[Excerpts from an interface dataset]
....

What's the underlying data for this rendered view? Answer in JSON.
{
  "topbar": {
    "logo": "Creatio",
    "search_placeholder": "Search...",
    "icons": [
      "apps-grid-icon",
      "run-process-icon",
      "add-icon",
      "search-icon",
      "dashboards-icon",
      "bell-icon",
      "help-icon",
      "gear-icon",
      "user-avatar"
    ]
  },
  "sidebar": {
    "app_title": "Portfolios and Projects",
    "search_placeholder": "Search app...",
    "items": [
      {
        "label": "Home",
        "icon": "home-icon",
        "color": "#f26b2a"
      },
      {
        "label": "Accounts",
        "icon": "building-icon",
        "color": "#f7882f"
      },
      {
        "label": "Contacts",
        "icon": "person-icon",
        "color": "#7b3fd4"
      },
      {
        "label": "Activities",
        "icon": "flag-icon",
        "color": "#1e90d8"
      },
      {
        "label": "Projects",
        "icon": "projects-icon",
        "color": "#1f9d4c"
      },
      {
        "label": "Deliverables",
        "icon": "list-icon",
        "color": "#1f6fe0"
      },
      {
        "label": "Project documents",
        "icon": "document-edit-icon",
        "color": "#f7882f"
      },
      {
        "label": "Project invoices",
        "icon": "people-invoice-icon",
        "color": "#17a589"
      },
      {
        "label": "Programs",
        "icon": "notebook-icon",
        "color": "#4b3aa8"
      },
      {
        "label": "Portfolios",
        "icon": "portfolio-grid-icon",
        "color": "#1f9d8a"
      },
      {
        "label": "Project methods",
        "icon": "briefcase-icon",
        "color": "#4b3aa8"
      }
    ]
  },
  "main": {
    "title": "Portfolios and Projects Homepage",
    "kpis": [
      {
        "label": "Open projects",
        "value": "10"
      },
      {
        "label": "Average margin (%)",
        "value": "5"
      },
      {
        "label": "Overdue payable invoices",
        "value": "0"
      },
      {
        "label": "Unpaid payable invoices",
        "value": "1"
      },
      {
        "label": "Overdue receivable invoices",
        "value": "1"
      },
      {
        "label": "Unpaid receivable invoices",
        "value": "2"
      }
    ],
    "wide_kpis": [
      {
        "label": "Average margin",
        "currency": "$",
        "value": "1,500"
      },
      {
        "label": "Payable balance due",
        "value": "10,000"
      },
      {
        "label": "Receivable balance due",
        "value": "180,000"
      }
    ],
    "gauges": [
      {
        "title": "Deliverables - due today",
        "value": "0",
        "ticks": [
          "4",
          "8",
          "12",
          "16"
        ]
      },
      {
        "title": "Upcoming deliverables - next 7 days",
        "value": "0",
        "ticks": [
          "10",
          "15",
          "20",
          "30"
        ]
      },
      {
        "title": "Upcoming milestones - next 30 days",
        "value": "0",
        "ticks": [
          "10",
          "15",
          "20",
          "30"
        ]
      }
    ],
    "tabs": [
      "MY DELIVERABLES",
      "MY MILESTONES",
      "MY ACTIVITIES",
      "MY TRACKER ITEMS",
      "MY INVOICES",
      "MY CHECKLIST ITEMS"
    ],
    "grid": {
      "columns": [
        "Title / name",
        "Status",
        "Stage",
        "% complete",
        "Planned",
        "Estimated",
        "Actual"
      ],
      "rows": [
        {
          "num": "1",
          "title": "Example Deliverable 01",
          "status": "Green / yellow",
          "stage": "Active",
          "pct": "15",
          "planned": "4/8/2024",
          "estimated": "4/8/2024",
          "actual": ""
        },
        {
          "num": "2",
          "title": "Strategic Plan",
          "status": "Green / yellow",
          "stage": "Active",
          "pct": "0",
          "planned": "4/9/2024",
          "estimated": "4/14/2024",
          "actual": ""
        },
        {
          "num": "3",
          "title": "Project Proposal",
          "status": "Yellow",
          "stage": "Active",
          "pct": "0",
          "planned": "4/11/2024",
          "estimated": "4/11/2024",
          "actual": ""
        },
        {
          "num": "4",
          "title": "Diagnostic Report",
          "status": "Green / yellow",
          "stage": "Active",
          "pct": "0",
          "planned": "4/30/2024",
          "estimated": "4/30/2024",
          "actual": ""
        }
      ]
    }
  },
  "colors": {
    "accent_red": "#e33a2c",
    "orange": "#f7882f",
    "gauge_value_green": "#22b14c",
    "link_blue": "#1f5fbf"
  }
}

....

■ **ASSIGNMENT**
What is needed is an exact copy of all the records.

■ **RESULT OF THIS EXERCISE**
What's the underlying data for this rendered view? Answer in JSON.
{
  "topbar": {
    "logo": "Creatio",
    "search_placeholder": "Search...",
    "icons": [
      "apps-grid-icon",
      "run-process-icon",
      "add-icon",
      "search-icon",
      "dashboards-icon",
      "bell-icon",
      "help-icon",
      "gear-icon",
      "user-avatar"
    ]
  },
  "sidebar": {
    "app_title": "Portfolios and Projects",
    "search_placeholder": "Search app...",
    "items": [
      {
        "label": "Home",
        "icon": "home-icon",
        "color": "#f26b2a"
      },
      {
        "label": "Accounts",
        "icon": "building-icon",
        "color": "#f7882f"
      },
      {
        "label": "Contacts",
        "icon": "person-icon",
        "color": "#7b3fd4"
      },
      {
        "label": "Activities",
        "icon": "flag-icon",
        "color": "#1e90d8"
      },
      {
        "label": "Projects",
        "icon": "projects-icon",
        "color": "#1f9d4c"
      },
      {
        "label": "Deliverables",
        "icon": "list-icon",
        "color": "#1f6fe0"
      },
      {
        "label": "Project documents",
        "icon": "document-edit-icon",
        "color": "#f7882f"
      },
      {
        "label": "Project invoices",
        "icon": "people-invoice-icon",
        "color": "#17a589"
      },
      {
        "label": "Programs",
        "icon": "notebook-icon",
        "color": "#4b3aa8"
      },
      {
        "label": "Portfolios",
        "icon": "portfolio-grid-icon",
        "color": "#1f9d8a"
      },
      {
        "label": "Project methods",
        "icon": "briefcase-icon",
        "color": "#4b3aa8"
      }
    ]
  },
  "main": {
    "title": "Portfolios and Projects Homepage",
    "kpis": [
      {
        "label": "Open projects",
        "value": "10"
      },
      {
        "label": "Average margin (%)",
        "value": "5"
      },
      {
        "label": "Overdue payable invoices",
        "value": "0"
      },
      {
        "label": "Unpaid payable invoices",
        "value": "1"
      },
      {
        "label": "Overdue receivable invoices",
        "value": "1"
      },
      {
        "label": "Unpaid receivable invoices",
        "value": "2"
      }
    ],
    "wide_kpis": [
      {
        "label": "Average margin",
        "currency": "$",
        "value": "1,500"
      },
      {
        "label": "Payable balance due",
        "value": "10,000"
      },
      {
        "label": "Receivable balance due",
        "value": "180,000"
      }
    ],
    "gauges": [
      {
        "title": "Deliverables - due today",
        "value": "0",
        "ticks": [
          "4",
          "8",
          "12",
          "16"
        ]
      },
      {
        "title": "Upcoming deliverables - next 7 days",
        "value": "0",
        "ticks": [
          "10",
          "15",
          "20",
          "30"
        ]
      },
      {
        "title": "Upcoming milestones - next 30 days",
        "value": "0",
        "ticks": [
          "10",
          "15",
          "20",
          "30"
        ]
      }
    ],
    "tabs": [
      "MY DELIVERABLES",
      "MY MILESTONES",
      "MY ACTIVITIES",
      "MY TRACKER ITEMS",
      "MY INVOICES",
      "MY CHECKLIST ITEMS"
    ],
    "grid": {
      "columns": [
        "Title / name",
        "Status",
        "Stage",
        "% complete",
        "Planned",
        "Estimated",
        "Actual"
      ],
      "rows": [
        {
          "num": "1",
          "title": "Example Deliverable 01",
          "status": "Green / yellow",
          "stage": "Active",
          "pct": "15",
          "planned": "4/8/2024",
          "estimated": "4/8/2024",
          "actual": ""
        },
        {
          "num": "2",
          "title": "Strategic Plan",
          "status": "Green / yellow",
          "stage": "Active",
          "pct": "0",
          "planned": "4/9/2024",
          "estimated": "4/14/2024",
          "actual": ""
        },
        {
          "num": "3",
          "title": "Project Proposal",
          "status": "Yellow",
          "stage": "Active",
          "pct": "0",
          "planned": "4/11/2024",
          "estimated": "4/11/2024",
          "actual": ""
        },
        {
          "num": "4",
          "title": "Diagnostic Report",
          "status": "Green / yellow",
          "stage": "Active",
          "pct": "0",
          "planned": "4/30/2024",
          "estimated": "4/30/2024",
          "actual": ""
        }
      ]
    }
  },
  "colors": {
    "accent_red": "#e33a2c",
    "orange": "#f7882f",
    "gauge_value_green": "#22b14c",
    "link_blue": "#1f5fbf"
  }
}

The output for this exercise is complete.